    As for how many types of decockers there are, or safety/decocker combos (and the order) - just about each manufacturer seems to have their own setup. Sigs are the same across all that use the decocker from what I've seen. Beretta has different styles depending on the specific setup you get (the 92 is available with several different options for example). Not sure on the others out there. Might be worthwhile to stop in at a gun shop where they don't treat you like an idiot (I've found a few so far) and ask them to go over the controls of different pistols.

    As for when to use it - I use it on my P239 any time the hammer is back and I am not going to pull the trigger.

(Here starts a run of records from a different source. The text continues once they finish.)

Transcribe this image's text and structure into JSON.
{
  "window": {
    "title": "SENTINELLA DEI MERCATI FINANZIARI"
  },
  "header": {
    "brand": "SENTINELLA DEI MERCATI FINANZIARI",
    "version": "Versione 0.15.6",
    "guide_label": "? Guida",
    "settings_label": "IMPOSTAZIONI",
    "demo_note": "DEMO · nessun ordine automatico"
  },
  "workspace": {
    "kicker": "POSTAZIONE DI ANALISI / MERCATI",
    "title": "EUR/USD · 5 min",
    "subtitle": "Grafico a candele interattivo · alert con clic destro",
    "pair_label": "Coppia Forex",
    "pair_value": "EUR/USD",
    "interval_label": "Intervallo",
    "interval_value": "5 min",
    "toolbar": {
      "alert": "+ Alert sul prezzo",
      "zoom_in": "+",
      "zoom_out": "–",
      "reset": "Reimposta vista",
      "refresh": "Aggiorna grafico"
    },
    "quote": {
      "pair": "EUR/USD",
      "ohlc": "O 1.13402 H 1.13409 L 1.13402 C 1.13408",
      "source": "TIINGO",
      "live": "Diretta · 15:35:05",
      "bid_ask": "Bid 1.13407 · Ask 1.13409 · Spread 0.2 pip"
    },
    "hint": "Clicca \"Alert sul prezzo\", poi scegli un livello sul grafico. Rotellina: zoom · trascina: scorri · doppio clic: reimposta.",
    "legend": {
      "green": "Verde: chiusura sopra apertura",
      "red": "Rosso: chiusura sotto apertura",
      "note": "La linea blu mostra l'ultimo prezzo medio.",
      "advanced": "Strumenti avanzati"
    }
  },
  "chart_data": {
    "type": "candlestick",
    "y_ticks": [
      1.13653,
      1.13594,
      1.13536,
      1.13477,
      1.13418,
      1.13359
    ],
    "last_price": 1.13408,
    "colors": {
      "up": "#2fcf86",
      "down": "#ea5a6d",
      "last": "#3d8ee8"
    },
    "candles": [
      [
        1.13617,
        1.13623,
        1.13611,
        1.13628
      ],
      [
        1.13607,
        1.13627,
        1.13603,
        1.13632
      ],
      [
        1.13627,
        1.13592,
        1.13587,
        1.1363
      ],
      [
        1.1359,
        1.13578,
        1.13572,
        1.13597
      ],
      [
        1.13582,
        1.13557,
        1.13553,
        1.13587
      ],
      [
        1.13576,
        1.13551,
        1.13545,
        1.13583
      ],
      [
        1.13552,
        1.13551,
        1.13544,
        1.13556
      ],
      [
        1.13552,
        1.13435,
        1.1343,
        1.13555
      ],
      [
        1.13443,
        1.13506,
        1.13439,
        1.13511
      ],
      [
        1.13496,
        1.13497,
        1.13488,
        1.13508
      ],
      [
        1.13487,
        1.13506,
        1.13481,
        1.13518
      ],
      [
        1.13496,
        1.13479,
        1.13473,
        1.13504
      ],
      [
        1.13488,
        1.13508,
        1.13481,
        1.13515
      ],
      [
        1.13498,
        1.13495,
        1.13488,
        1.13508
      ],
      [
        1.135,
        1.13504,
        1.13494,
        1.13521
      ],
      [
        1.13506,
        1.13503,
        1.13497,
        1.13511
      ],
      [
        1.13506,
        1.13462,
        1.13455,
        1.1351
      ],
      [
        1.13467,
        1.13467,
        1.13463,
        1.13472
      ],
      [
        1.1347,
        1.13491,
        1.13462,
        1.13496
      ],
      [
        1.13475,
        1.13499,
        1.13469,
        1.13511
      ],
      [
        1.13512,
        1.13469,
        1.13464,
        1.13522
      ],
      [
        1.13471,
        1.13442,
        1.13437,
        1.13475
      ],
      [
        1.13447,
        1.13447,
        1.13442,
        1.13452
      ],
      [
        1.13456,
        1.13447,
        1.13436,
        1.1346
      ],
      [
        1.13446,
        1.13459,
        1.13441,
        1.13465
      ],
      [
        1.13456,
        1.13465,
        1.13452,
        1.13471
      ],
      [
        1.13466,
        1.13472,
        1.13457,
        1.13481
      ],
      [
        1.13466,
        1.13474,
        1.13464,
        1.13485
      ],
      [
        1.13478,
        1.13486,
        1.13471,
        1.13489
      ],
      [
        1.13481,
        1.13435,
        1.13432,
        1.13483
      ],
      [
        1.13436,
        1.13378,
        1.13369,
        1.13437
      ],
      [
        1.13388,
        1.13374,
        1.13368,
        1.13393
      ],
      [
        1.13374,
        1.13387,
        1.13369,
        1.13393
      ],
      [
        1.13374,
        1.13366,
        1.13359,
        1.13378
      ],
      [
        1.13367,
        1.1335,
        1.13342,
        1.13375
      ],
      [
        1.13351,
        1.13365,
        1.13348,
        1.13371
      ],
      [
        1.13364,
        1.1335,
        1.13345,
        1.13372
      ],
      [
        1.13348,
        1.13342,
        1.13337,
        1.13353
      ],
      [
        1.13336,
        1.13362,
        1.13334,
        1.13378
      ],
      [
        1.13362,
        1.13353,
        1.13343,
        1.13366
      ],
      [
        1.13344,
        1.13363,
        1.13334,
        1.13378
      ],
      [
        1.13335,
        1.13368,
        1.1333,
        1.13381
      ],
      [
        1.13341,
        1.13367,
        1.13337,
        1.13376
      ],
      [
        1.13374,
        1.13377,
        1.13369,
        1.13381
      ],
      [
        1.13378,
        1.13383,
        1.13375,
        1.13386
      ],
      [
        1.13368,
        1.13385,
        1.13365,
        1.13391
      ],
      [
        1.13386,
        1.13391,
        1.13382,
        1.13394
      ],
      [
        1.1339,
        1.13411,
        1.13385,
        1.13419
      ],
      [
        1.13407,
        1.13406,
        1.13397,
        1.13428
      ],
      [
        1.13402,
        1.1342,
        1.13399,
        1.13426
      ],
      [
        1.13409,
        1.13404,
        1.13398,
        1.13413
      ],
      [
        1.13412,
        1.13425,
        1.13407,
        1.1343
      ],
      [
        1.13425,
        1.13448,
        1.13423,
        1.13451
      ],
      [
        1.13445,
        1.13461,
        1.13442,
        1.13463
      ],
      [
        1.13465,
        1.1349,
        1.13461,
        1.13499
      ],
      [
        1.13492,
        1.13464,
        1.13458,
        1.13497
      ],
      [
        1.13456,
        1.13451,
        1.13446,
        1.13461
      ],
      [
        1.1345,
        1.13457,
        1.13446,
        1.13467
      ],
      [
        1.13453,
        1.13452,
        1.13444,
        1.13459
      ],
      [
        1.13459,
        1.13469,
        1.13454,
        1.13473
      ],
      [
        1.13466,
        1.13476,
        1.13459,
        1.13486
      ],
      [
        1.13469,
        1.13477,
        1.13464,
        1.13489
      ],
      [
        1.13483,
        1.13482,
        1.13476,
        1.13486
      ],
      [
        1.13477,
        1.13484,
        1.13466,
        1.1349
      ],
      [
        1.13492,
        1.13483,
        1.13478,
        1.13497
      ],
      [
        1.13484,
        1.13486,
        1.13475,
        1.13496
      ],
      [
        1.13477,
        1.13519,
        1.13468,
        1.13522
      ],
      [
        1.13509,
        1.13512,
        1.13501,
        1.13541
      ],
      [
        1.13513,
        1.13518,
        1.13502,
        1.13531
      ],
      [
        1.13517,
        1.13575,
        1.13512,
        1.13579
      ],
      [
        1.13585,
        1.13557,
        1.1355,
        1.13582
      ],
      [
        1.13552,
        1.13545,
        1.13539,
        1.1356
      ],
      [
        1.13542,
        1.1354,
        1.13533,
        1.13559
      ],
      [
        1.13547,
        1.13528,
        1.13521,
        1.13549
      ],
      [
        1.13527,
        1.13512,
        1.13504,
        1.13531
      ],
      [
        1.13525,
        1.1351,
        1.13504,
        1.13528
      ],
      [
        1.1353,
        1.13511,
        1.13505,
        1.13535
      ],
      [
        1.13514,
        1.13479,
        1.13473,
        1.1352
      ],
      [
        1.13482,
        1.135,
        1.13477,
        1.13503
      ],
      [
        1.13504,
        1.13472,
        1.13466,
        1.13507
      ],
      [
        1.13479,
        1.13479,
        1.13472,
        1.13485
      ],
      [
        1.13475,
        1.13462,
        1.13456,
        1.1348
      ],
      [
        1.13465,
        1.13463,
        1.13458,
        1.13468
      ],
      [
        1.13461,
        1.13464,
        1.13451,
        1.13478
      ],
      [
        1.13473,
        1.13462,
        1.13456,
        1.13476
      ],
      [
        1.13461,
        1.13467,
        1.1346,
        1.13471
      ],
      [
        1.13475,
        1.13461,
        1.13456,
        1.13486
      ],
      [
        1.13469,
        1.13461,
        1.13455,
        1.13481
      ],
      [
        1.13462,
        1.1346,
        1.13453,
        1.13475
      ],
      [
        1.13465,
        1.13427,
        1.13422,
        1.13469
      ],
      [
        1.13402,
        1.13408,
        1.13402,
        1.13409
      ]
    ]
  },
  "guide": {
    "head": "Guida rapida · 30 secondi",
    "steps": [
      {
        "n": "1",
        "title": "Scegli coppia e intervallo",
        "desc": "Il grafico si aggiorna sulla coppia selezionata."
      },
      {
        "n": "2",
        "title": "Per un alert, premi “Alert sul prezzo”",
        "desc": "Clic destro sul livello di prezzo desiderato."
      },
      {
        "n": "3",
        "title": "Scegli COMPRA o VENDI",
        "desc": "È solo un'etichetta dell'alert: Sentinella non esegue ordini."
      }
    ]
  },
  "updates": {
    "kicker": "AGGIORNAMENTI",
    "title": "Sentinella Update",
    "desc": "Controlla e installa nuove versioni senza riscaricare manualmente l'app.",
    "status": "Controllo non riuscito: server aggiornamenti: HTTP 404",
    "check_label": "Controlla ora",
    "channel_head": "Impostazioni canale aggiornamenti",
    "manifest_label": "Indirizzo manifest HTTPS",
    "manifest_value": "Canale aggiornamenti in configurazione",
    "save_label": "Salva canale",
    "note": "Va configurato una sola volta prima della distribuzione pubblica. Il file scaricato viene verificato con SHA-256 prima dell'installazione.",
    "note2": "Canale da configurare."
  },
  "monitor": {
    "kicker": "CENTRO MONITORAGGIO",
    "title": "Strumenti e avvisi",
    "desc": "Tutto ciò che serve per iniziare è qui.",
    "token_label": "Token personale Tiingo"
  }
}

After I've unloaded and am putting it away in the safe. After I've racked the slide and am getting ready to holster. If I were in a situation where I had pulled back the hammer, but decided not to fire, then at that time as well (although, with the DA first shot, I'd rarely consciously pull back the hammer for the first shot...unless bench firing for accuracy maybe).